**** Extracted data ****

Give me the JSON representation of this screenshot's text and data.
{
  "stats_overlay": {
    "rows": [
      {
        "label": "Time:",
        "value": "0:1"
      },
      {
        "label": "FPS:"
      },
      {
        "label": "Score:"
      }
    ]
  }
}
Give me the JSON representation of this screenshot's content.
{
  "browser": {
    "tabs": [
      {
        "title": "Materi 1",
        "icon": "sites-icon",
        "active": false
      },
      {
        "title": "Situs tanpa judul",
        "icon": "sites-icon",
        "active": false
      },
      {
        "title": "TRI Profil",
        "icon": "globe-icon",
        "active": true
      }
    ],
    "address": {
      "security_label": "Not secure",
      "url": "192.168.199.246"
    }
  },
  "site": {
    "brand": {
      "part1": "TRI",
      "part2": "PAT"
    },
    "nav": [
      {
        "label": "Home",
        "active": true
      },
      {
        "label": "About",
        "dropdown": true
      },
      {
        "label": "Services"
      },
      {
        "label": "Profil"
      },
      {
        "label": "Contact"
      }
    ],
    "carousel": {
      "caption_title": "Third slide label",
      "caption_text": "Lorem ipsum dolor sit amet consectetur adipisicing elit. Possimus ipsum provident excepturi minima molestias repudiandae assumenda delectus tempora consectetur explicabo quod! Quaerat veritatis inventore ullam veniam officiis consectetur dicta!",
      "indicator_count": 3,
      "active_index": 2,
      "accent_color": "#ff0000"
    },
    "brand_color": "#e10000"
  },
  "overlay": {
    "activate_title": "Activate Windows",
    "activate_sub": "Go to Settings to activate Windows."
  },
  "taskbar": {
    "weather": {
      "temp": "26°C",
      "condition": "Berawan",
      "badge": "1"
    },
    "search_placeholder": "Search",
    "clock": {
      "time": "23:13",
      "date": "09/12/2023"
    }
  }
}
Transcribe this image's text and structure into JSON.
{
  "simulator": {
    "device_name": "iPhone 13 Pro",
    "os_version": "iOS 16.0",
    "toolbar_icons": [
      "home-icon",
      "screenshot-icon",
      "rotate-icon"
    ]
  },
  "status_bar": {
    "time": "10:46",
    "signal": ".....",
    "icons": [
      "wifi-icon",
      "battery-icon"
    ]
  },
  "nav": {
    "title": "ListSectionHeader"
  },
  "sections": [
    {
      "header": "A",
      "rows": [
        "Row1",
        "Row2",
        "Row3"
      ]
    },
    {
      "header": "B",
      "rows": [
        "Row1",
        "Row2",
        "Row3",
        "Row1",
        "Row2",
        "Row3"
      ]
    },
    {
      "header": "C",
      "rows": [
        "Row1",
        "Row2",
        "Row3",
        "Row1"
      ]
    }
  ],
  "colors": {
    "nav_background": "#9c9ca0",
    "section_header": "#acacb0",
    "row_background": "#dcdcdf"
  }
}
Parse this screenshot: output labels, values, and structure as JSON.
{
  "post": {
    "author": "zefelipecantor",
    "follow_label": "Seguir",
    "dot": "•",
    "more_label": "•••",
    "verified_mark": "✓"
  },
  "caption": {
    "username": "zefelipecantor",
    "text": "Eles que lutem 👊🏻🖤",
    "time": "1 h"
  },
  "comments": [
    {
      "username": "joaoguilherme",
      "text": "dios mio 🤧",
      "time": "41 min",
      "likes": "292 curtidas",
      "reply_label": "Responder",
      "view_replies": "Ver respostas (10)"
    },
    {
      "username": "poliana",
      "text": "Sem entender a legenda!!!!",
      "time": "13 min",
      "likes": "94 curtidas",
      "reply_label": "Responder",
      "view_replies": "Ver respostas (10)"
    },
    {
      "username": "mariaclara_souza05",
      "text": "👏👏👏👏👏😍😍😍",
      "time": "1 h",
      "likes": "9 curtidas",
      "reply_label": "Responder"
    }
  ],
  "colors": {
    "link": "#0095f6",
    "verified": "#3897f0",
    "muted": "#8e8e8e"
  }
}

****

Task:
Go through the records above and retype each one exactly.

Task result:
Give me the JSON representation of this screenshot's text and data.
{
  "stats_overlay": {
    "rows": [
      {
        "label": "Time:",
        "value": "0:1"
      },
      {
        "label": "FPS:"
      },
      {
        "label": "Score:"
      }
    ]
  }
}
Give me the JSON representation of this screenshot's content.
{
  "browser": {
    "tabs": [
      {
        "title": "Materi 1",
        "icon": "sites-icon",
        "active": false
      },
      {
        "title": "Situs tanpa judul",
        "icon": "sites-icon",
        "active": false
      },
      {
        "title": "TRI Profil",
        "icon": "globe-icon",
        "active": true
      }
    ],
    "address": {
      "security_label": "Not secure",
      "url": "192.168.199.246"
    }
  },
  "site": {
    "brand": {
      "part1": "TRI",
      "part2": "PAT"
    },
    "nav": [
      {
        "label": "Home",
        "active": true
      },
      {
        "label": "About",
        "dropdown": true
      },
      {
        "label": "Services"
      },
      {
        "label": "Profil"
      },
      {
        "label": "Contact"
      }
    ],
    "carousel": {
      "caption_title": "Third slide label",
      "caption_text": "Lorem ipsum dolor sit amet consectetur adipisicing elit. Possimus ipsum provident excepturi minima molestias repudiandae assumenda delectus tempora consectetur explicabo quod! Quaerat veritatis inventore ullam veniam officiis consectetur dicta!",
      "indicator_count": 3,
      "active_index": 2,
      "accent_color": "#ff0000"
    },
    "brand_color": "#e10000"
  },
  "overlay": {
    "activate_title": "Activate Windows",
    "activate_sub": "Go to Settings to activate Windows."
  },
  "taskbar": {
    "weather": {
      "temp": "26°C",
      "condition": "Berawan",
      "badge": "1"
    },
    "search_placeholder": "Search",
    "clock": {
      "time": "23:13",
      "date": "09/12/2023"
    }
  }
}
Transcribe this image's text and structure into JSON.
{
  "simulator": {
    "device_name": "iPhone 13 Pro",
    "os_version": "iOS 16.0",
    "toolbar_icons": [
      "home-icon",
      "screenshot-icon",
      "rotate-icon"
    ]
  },
  "status_bar": {
    "time": "10:46",
    "signal": ".....",
    "icons": [
      "wifi-icon",
      "battery-icon"
    ]
  },
  "nav": {
    "title": "ListSectionHeader"
  },
  "sections": [
    {
      "header": "A",
      "rows": [
        "Row1",
        "Row2",
        "Row3"
      ]
    },
    {
      "header": "B",
      "rows": [
        "Row1",
        "Row2",
        "Row3",
        "Row1",
        "Row2",
        "Row3"
      ]
    },
    {
      "header": "C",
      "rows": [
        "Row1",
        "Row2",
        "Row3",
        "Row1"
      ]
    }
  ],
  "colors": {
    "nav_background": "#9c9ca0",
    "section_header": "#acacb0",
    "row_background": "#dcdcdf"
  }
}
Parse this screenshot: output labels, values, and structure as JSON.
{
  "post": {
    "author": "zefelipecantor",
    "follow_label": "Seguir",
    "dot": "•",
    "more_label": "•••",
    "verified_mark": "✓"
  },
  "caption": {
    "username": "zefelipecantor",
    "text": "Eles que lutem 👊🏻🖤",
    "time": "1 h"
  },
  "comments": [
    {
      "username": "joaoguilherme",
      "text": "dios mio 🤧",
      "time": "41 min",
      "likes": "292 curtidas",
      "reply_label": "Responder",
      "view_replies": "Ver respostas (10)"
    },
    {
      "username": "poliana",
      "text": "Sem entender a legenda!!!!",
      "time": "13 min",
      "likes": "94 curtidas",
      "reply_label": "Responder",
      "view_replies": "Ver respostas (10)"
    },
    {
      "username": "mariaclara_souza05",
      "text": "👏👏👏👏👏😍😍😍",
      "time": "1 h",
      "likes": "9 curtidas",
      "reply_label": "Responder"
    }
  ],
  "colors": {
    "link": "#0095f6",
    "verified": "#3897f0",
    "muted": "#8e8e8e"
  }
}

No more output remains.